While an entire industry changing its production systems is a problem of “turning the ship around” magnitude, Willey—who began Old Town in 1992 with her partner Will Brown—believes one of the biggest hurdles is a shift in attitude. Asked if she thinks her way of working is scalable, Willey responds “Absolutely, I do. But you’ve got to look at it differently from high street schmatta [disposability] which basically is ‘make it, sell it, make it, sell it.’ It’s a very different mindset.”
Aja Barber, the author of Consumed: The Need for Collective Change, Colonialism, Climate Change and Consumerism, says this needs to start from the terms we use. “I think we have to stop looking at a cleaner future as ‘scaleable’,” she says. “That’s the crux of the problem. Endless growth on a finite planet. Made-to-order is about slowing down, not speeding up.”
“We have to stop looking at a cleaner future as scaleable. That’s the crux of the problem. Endless growth on a finite planet.”
This way of thinking is one that upends the way most consumers think about clothing and fashion. “[A made-to-order item] would be an expensive first purchase, compared to the fast fashion alternative,” says Grogan. “[But it’s] the long game with things like that, it counteracts the quick [fix of fast fashion.]”
Indeed, the investment means we keep clothes for longer, and repair them when they need it. “I put a few films on Instagram because it was our 30th anniversary this year,” says Willey. “There was this one customer who bought these clothes [so long ago] and I thought I was going to start to cry, they were so beautifully patched.”
Grogan puts this down to the fact that we are involved in the making of these garments. “There’s an element of participatory design, which is a really important part of garment longevity,” she says.

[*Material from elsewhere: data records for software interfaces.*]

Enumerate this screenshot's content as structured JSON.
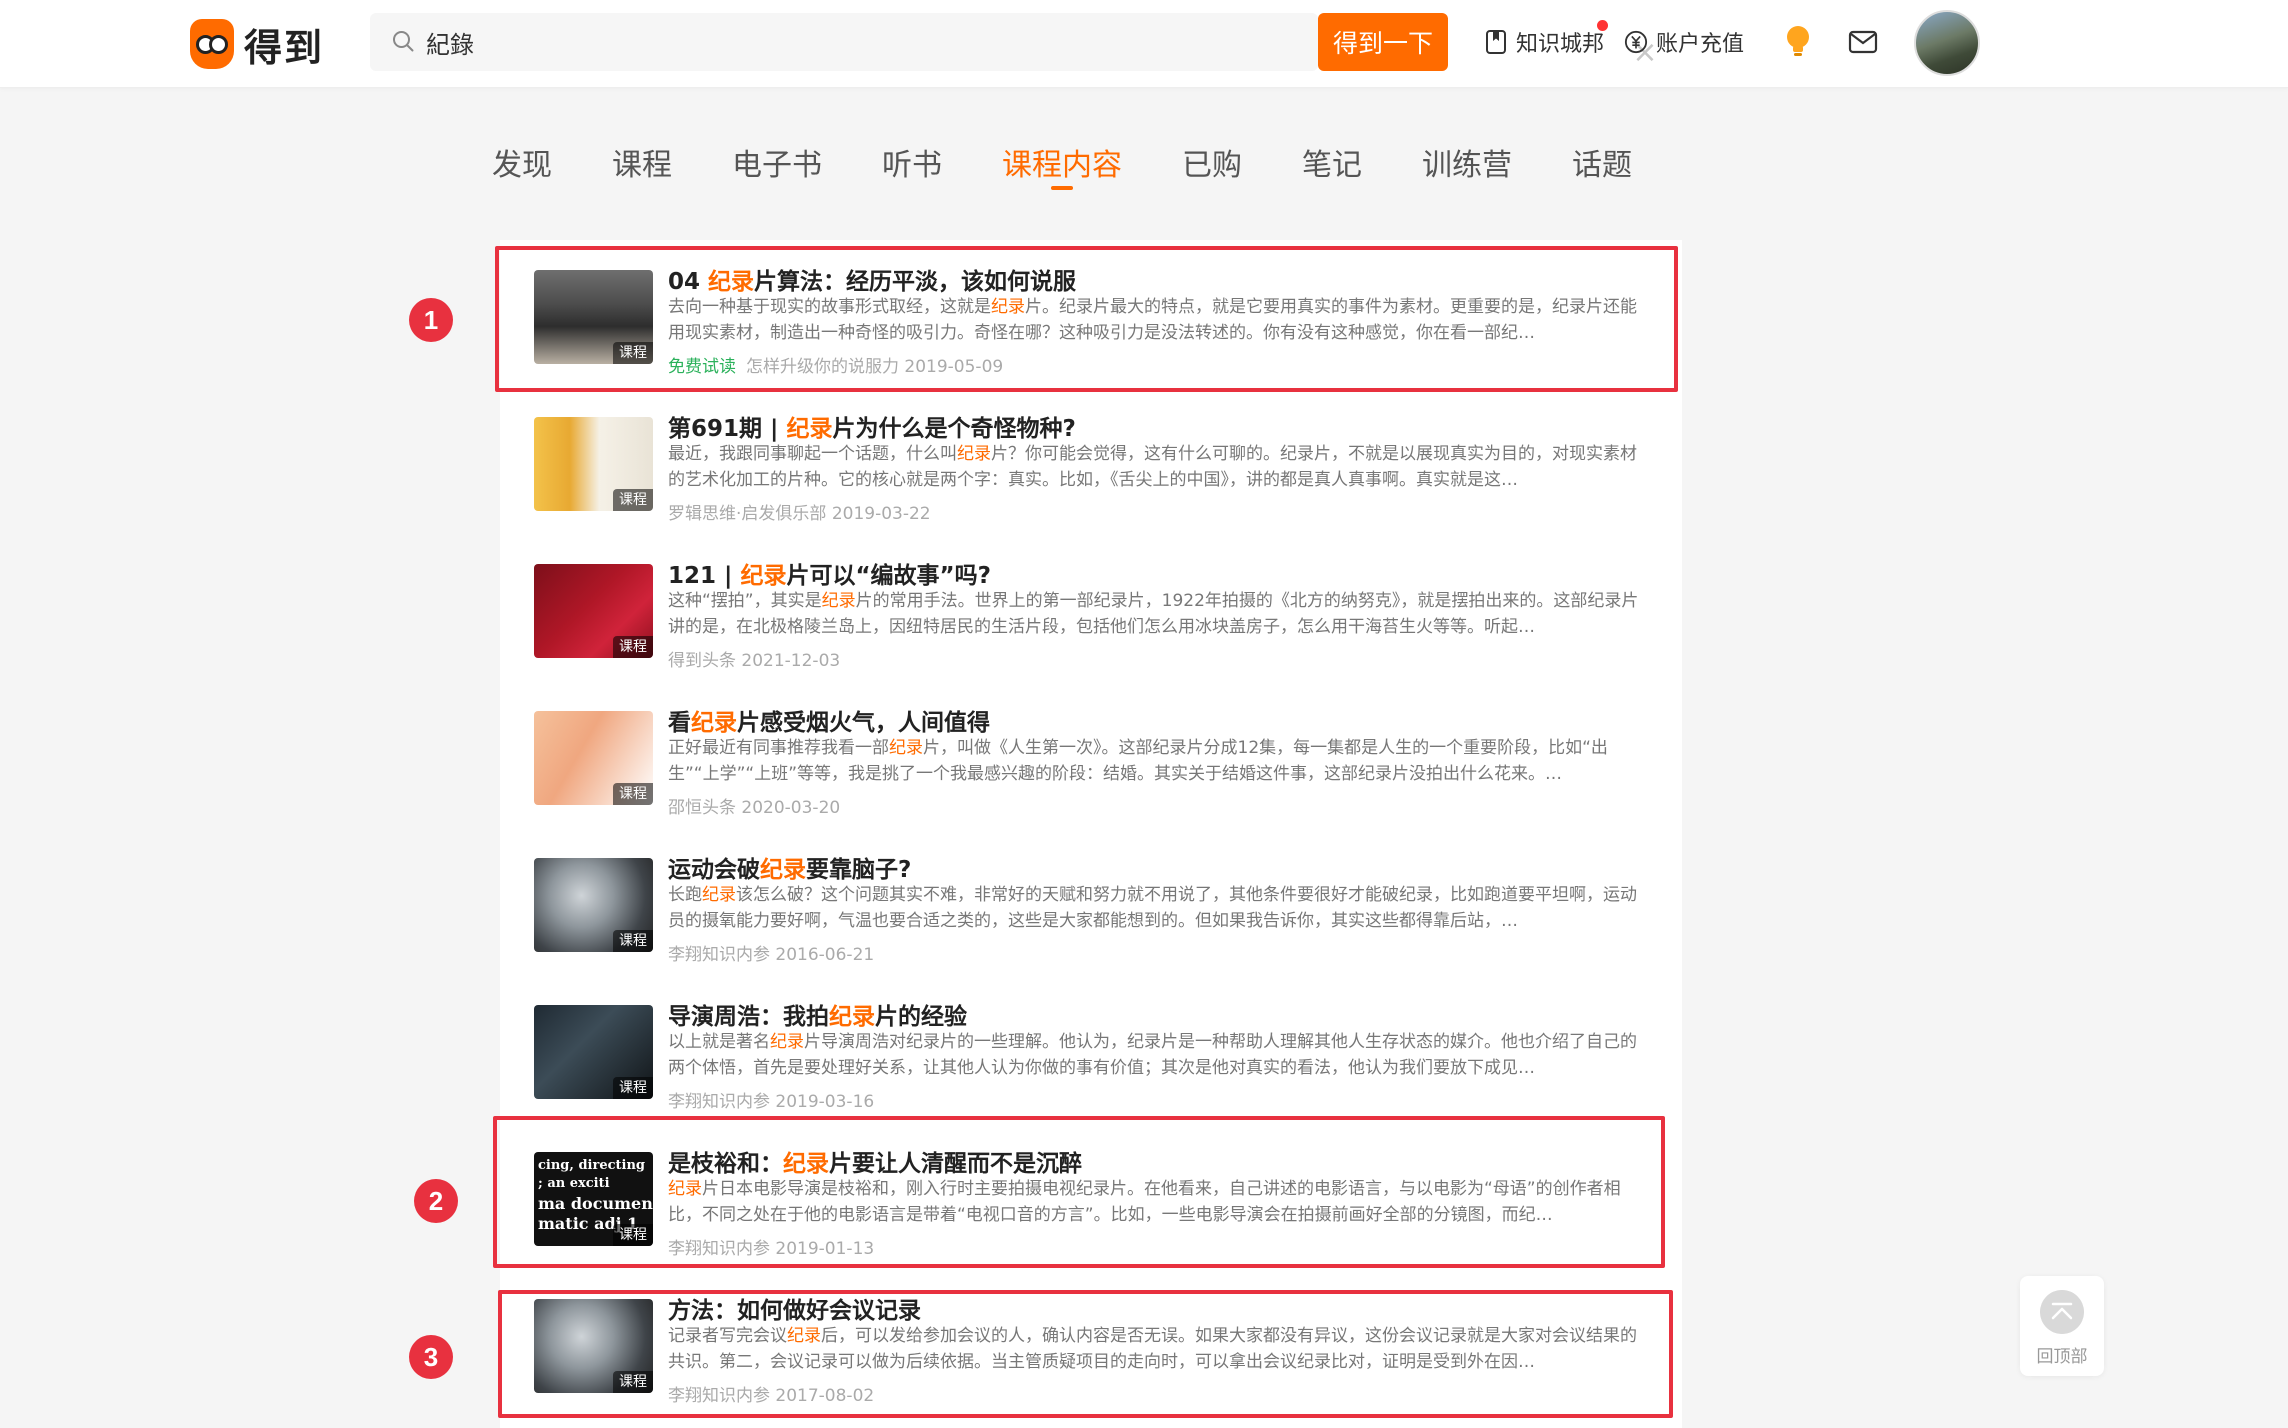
{
  "header": {
    "logo_text": "得到",
    "search_value": "紀錄",
    "search_button": "得到一下",
    "nav_community": "知识城邦",
    "nav_recharge": "账户充值"
  },
  "tabs": [
    {
      "label": "发现"
    },
    {
      "label": "课程"
    },
    {
      "label": "电子书"
    },
    {
      "label": "听书"
    },
    {
      "label": "课程内容",
      "active": true
    },
    {
      "label": "已购"
    },
    {
      "label": "笔记"
    },
    {
      "label": "训练营"
    },
    {
      "label": "话题"
    }
  ],
  "thumb_tag": "课程",
  "results": [
    {
      "title_pre": "04 ",
      "title_hl": "纪录",
      "title_post": "片算法：经历平淡，该如何说服",
      "desc_pre": "去向一种基于现实的故事形式取经，这就是",
      "desc_hl": "纪录",
      "desc_post": "片。纪录片最大的特点，就是它要用真实的事件为素材。更重要的是，纪录片还能用现实素材，制造出一种奇怪的吸引力。奇怪在哪？这种吸引力是没法转述的。你有没有这种感觉，你在看一部纪…",
      "free_label": "免费试读",
      "source": "怎样升级你的说服力",
      "date": "2019-05-09"
    },
    {
      "title_pre": "第691期 | ",
      "title_hl": "纪录",
      "title_post": "片为什么是个奇怪物种?",
      "desc_pre": "最近，我跟同事聊起一个话题，什么叫",
      "desc_hl": "纪录",
      "desc_post": "片？你可能会觉得，这有什么可聊的。纪录片，不就是以展现真实为目的，对现实素材的艺术化加工的片种。它的核心就是两个字：真实。比如，《舌尖上的中国》，讲的都是真人真事啊。真实就是这…",
      "source": "罗辑思维·启发俱乐部",
      "date": "2019-03-22"
    },
    {
      "title_pre": "121 | ",
      "title_hl": "纪录",
      "title_post": "片可以“编故事”吗?",
      "desc_pre": "这种“摆拍”，其实是",
      "desc_hl": "纪录",
      "desc_post": "片的常用手法。世界上的第一部纪录片，1922年拍摄的《北方的纳努克》，就是摆拍出来的。这部纪录片讲的是，在北极格陵兰岛上，因纽特居民的生活片段，包括他们怎么用冰块盖房子，怎么用干海苔生火等等。听起…",
      "source": "得到头条",
      "date": "2021-12-03"
    },
    {
      "title_pre": "看",
      "title_hl": "纪录",
      "title_post": "片感受烟火气，人间值得",
      "desc_pre": "正好最近有同事推荐我看一部",
      "desc_hl": "纪录",
      "desc_post": "片，叫做《人生第一次》。这部纪录片分成12集，每一集都是人生的一个重要阶段，比如“出生”“上学”“上班”等等，我是挑了一个我最感兴趣的阶段：结婚。其实关于结婚这件事，这部纪录片没拍出什么花来。…",
      "source": "邵恒头条",
      "date": "2020-03-20"
    },
    {
      "title_pre": "运动会破",
      "title_hl": "纪录",
      "title_post": "要靠脑子?",
      "desc_pre": "长跑",
      "desc_hl": "纪录",
      "desc_post": "该怎么破？这个问题其实不难，非常好的天赋和努力就不用说了，其他条件要很好才能破纪录，比如跑道要平坦啊，运动员的摄氧能力要好啊，气温也要合适之类的，这些是大家都能想到的。但如果我告诉你，其实这些都得靠后站，…",
      "source": "李翔知识内参",
      "date": "2016-06-21"
    },
    {
      "title_pre": "导演周浩：我拍",
      "title_hl": "纪录",
      "title_post": "片的经验",
      "desc_pre": "以上就是著名",
      "desc_hl": "纪录",
      "desc_post": "片导演周浩对纪录片的一些理解。他认为，纪录片是一种帮助人理解其他人生存状态的媒介。他也介绍了自己的两个体悟，首先是要处理好关系，让其他人认为你做的事有价值；其次是他对真实的看法，他认为我们要放下成见…",
      "source": "李翔知识内参",
      "date": "2019-03-16"
    },
    {
      "title_pre": "是枝裕和：",
      "title_hl": "纪录",
      "title_post": "片要让人清醒而不是沉醉",
      "desc_pre": "",
      "desc_hl": "纪录",
      "desc_post": "片日本电影导演是枝裕和，刚入行时主要拍摄电视纪录片。在他看来，自己讲述的电影语言，与以电影为“母语”的创作者相比，不同之处在于他的电影语言是带着“电视口音的方言”。比如，一些电影导演会在拍摄前画好全部的分镜图，而纪…",
      "source": "李翔知识内参",
      "date": "2019-01-13",
      "thumb_words": [
        "cing, directing",
        "; an exciti",
        "ma documen",
        "matic adj 1"
      ]
    },
    {
      "title_pre": "方法：如何做好会议记录",
      "title_hl": "",
      "title_post": "",
      "desc_pre": "记录者写完会议",
      "desc_hl": "纪录",
      "desc_post": "后，可以发给参加会议的人，确认内容是否无误。如果大家都没有异议，这份会议记录就是大家对会议结果的共识。第二，会议记录可以做为后续依据。当主管质疑项目的走向时，可以拿出会议纪录比对，证明是受到外在因…",
      "source": "李翔知识内参",
      "date": "2017-08-02"
    }
  ],
  "annotations": [
    "1",
    "2",
    "3"
  ],
  "back_to_top": "回顶部",
  "colors": {
    "brand": "#ff6b00",
    "annotation": "#e8313f",
    "free": "#2bb15b"
  }
}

Barber agrees. “A slower life is a better life,” she says. “I buy a lot of clothing made-to-order and the wait time of the purchase is part of the process.” In the long run—measured by the cost-per-wear metric—made-to-order could actually be a cheaper way of buying fashion.
It also has the potential to radically improve the lives of makers because, as Barber says, “everyone in the supply chain gets adequate time to create the best possible garment.” Grogan adds this way of working has a psychological impact. “One person makes an entire jacket, let’s say, rather than the conventional sweatshop notion, where sometimes people do one seam and it takes seconds and then they pass it on, and that’s not enjoyable work.”
In the cold hard real world, rather than in hypotheticals, slower models like this would probably be rejected by profit-first larger companies. Even if made-to-order or bespoke garments are more expensive to buy, reflecting their different production model, the profit would unlikely reach the scale of selling, say, tops for £4.99 each. But, as Barber puts it, perhaps another type of recompense might outweigh the earnings: “No one is going to be a billionaire from these models but the trade off is sleeping at night, and liking who you are when you look in the mirror. I think that’s priceless.”